WORK REQUEST:
For each line of the data below that contains "Windows", return that line.

GIVEN ENTRIES:

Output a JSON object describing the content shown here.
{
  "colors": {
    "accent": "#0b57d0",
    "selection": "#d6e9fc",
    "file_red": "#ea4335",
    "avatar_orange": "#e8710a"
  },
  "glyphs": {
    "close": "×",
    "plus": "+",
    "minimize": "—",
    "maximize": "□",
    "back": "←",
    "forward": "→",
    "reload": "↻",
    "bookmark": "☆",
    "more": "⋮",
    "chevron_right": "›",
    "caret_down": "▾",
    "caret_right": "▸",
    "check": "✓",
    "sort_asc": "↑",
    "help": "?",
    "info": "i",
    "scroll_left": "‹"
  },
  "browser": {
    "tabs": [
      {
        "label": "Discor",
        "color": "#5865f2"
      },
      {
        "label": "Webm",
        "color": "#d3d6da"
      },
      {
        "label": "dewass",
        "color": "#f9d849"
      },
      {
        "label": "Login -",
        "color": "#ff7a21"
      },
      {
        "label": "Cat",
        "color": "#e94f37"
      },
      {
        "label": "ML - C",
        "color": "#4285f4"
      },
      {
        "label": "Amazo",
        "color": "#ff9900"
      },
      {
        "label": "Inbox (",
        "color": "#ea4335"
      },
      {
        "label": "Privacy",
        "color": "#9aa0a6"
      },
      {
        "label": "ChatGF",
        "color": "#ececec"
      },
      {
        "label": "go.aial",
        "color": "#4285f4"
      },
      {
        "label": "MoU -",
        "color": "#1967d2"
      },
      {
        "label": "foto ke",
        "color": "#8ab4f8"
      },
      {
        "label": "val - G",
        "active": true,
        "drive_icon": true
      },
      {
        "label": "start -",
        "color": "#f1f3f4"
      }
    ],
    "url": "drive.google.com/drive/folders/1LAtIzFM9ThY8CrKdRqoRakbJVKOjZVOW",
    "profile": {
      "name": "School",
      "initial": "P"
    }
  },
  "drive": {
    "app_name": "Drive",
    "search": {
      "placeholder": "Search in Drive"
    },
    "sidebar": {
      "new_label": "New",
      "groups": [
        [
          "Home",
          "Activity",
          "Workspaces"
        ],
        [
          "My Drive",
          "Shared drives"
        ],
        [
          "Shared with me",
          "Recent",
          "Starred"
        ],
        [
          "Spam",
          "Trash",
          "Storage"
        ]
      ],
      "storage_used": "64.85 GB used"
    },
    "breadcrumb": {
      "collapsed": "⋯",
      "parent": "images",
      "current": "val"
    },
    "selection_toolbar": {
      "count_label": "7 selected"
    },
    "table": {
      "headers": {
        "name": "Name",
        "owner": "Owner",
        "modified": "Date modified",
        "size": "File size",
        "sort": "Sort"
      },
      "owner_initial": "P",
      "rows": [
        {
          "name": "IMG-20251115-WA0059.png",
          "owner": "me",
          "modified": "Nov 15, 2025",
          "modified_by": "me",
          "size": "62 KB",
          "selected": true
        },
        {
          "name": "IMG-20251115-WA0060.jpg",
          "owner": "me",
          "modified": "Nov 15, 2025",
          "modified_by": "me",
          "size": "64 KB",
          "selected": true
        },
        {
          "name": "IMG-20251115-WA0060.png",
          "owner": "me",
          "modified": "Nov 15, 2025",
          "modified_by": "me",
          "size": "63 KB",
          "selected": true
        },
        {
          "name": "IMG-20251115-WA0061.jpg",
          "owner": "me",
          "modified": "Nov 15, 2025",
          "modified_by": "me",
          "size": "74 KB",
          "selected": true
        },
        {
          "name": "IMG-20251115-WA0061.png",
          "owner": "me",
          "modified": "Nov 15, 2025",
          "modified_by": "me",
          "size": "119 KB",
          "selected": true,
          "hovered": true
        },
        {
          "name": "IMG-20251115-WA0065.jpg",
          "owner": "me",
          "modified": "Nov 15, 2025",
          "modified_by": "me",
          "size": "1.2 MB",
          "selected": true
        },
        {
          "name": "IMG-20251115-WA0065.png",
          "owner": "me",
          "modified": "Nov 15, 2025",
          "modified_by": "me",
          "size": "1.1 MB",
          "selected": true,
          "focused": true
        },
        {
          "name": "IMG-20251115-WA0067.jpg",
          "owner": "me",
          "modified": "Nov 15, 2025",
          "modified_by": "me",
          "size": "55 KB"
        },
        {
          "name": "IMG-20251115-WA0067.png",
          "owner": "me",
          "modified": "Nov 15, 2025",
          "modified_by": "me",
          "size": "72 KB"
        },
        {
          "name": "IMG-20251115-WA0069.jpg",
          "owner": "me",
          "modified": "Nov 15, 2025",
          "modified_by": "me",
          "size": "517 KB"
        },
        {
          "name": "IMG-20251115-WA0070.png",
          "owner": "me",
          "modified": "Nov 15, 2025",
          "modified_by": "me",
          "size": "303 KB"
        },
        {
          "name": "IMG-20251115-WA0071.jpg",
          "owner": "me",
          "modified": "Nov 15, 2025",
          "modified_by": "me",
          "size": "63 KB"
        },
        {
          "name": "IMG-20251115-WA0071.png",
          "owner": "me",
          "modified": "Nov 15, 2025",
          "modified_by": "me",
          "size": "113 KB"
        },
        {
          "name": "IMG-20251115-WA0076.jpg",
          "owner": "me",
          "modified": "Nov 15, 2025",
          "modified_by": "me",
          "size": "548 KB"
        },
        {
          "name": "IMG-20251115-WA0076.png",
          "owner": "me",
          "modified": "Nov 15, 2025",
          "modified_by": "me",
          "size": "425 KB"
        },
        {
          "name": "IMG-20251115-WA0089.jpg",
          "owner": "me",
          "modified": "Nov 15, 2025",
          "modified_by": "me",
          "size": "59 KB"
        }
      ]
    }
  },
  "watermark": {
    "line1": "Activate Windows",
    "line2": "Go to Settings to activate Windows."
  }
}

ANSWER SPACE:
    "line1": "Activate Windows",
    "line2": "Go to Settings to activate Windows."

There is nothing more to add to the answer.